This week was very interesting, I finally got a teacher’s perspective on how teachers felt on the education system and how unfair it was to the students of Philadelphia. I also learned about the education crisis in Washington DC. The School that the video focused on is the DC Metropolitan High school (Mets), and the struggles to keep their school open and their kids off the street. I also learned that the teachers struggles to keep their jobs all because of budget cuts. In addition to this, I also learned how the SRC lost sight of its original goal. I also believe that the SRC of students in Philly worth, and how competition does not determine who we the people are. Anissa and Tom made we realize that we are fighting the wrong people (teachers) in this battle of student getting the right education they deserve that we need to speak to the higher chairs of the school board of education. Also, it made me realize that I can’t expect a change in a day. That even if I am not an excellent outcome of the struggles to get better knowledge but at least the future generation would never know the struggle that education can become in life.

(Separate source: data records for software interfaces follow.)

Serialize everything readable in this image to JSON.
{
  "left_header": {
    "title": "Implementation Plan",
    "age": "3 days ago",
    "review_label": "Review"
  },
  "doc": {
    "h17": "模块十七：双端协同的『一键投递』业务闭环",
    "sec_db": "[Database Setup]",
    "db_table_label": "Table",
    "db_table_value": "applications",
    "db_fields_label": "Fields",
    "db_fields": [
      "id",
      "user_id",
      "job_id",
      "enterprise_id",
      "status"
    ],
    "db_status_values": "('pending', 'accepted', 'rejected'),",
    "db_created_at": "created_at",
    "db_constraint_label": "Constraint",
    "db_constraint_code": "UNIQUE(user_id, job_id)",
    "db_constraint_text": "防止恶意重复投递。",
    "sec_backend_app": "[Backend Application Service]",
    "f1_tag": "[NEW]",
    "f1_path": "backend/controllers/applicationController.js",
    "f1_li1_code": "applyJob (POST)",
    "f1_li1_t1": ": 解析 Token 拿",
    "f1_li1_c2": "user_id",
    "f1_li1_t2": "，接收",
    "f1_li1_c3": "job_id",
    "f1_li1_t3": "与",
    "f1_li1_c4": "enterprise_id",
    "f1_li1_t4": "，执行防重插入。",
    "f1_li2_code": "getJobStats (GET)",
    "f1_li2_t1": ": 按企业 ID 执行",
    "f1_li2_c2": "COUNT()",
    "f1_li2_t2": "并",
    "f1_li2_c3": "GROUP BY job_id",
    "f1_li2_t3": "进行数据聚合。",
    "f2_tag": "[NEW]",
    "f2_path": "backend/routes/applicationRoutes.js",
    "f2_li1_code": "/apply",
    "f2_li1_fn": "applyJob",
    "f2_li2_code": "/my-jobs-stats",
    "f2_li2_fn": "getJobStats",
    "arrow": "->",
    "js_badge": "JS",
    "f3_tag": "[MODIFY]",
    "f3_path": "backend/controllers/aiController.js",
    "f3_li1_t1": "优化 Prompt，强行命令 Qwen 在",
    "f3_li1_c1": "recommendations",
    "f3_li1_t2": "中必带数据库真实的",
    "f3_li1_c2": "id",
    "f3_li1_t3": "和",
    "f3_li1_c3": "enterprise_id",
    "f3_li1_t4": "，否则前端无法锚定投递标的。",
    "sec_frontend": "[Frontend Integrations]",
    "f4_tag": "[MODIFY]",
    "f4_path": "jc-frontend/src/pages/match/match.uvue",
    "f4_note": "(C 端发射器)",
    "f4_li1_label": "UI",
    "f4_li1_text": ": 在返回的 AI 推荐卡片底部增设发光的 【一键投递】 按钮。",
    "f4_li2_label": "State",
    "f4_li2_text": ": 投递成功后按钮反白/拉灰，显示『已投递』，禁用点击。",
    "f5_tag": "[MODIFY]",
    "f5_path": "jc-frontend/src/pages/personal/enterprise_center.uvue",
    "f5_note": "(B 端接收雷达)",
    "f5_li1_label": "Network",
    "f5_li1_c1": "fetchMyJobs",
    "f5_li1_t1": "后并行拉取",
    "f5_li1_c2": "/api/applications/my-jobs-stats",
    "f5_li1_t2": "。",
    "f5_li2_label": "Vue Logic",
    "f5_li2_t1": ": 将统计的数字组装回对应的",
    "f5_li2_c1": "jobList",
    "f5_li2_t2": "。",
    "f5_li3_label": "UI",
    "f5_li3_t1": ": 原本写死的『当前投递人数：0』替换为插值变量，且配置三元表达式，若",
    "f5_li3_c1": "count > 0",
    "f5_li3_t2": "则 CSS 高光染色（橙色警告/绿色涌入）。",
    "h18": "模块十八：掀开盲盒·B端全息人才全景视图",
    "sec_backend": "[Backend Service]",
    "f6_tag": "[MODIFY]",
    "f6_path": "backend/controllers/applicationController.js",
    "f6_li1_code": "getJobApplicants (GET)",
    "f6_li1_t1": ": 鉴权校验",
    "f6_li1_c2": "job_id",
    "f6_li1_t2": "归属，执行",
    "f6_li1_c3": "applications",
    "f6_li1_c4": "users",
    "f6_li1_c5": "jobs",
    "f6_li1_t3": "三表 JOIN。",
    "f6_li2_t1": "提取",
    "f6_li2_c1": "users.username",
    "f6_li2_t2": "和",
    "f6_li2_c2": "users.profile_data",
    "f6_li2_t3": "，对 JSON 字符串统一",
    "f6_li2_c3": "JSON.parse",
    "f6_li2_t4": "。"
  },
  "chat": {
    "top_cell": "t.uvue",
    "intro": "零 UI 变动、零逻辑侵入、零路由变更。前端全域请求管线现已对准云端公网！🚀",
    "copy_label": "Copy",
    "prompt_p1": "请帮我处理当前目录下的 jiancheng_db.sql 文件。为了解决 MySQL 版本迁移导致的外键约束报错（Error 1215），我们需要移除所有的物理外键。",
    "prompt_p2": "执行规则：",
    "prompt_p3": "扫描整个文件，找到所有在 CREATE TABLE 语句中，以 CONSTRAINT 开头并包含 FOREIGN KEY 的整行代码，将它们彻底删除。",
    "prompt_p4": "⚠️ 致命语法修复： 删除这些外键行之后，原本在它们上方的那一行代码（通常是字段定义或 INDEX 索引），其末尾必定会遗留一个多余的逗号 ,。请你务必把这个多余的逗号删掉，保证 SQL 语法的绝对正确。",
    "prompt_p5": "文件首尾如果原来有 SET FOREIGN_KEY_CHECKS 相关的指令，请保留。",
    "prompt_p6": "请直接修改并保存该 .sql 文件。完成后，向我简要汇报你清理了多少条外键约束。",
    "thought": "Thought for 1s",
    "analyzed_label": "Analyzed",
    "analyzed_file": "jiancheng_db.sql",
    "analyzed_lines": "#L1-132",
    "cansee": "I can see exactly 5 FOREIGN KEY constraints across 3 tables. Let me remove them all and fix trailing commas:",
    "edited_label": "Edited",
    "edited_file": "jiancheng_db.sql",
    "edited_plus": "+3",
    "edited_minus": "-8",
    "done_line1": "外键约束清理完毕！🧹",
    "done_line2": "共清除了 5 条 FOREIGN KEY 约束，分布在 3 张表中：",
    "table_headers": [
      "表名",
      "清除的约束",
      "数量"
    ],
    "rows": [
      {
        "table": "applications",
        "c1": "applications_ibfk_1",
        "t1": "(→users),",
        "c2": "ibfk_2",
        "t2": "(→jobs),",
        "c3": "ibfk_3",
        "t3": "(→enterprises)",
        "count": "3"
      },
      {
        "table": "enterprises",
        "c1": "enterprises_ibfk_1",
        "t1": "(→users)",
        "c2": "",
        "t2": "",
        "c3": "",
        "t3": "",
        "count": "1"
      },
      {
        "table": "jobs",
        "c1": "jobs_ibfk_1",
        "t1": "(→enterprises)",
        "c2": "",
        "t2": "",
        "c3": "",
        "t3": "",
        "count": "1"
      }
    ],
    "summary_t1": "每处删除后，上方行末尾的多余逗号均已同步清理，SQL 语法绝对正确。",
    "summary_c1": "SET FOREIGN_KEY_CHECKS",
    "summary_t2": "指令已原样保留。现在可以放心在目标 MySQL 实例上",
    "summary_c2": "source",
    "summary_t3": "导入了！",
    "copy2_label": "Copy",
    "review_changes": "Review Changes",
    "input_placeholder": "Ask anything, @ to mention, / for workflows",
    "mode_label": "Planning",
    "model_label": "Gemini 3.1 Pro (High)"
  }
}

By: Crystal Wong
On Thursday July 17th, we interviewed two teachers from T.A.G. (Teachers Action Group.) Those two teachers were Anissa Weinraub, an animated character with loud, carefully detailed tattoos with a loud, carefully detailed opinion to match and Tom Quinn, a teacher from Central High School equipped with unlimited knowledge of the School District and the current budget cut situation. I actually know Ms. Weinraub from my own high school, William W. Bodine High School for International Affairs. She was a very popular teacher at Bodine but unfortunately, the Bodine community will no longer have the privilege to have such a valuable teacher due to budget cuts. Bodine High School has suffered a lot from budget cuts, even though its scores can compare and compete with Central’s or Northeast’s. Just last year in 2013, Bodine High School was proven to perform better than 98.1% of the schools in Pennsylvania (According to Schooldigger.com). In my personal opinion, this succession of Bodine is due to the teachers and their hard work. Although, with so many teachers like Ms. Weinraub and the others before her being cut, who knows what will happen to Bodine’s performance levels. I honestly do not understand why students in Philadelphia should be generalized as all bad kids. Bodine High School is composed of a majority of minority students and still can easily beat out suburban, overfunded high schools with great big sports complexes and grand cafeterias. Still, we are underfunded and under appreciated. Bodine does not even have air conditioning and our nurse is not in for the majority of the week. Our dedicated vice principal, Ms. Gavula was removed from Bodine and placed in Strawberry Mansion. Her absence showed this past school year of 2013-2014, more students roamed the halls and rules were not taken as seriously. All Philadelphia schools need as much funding as suburban schools.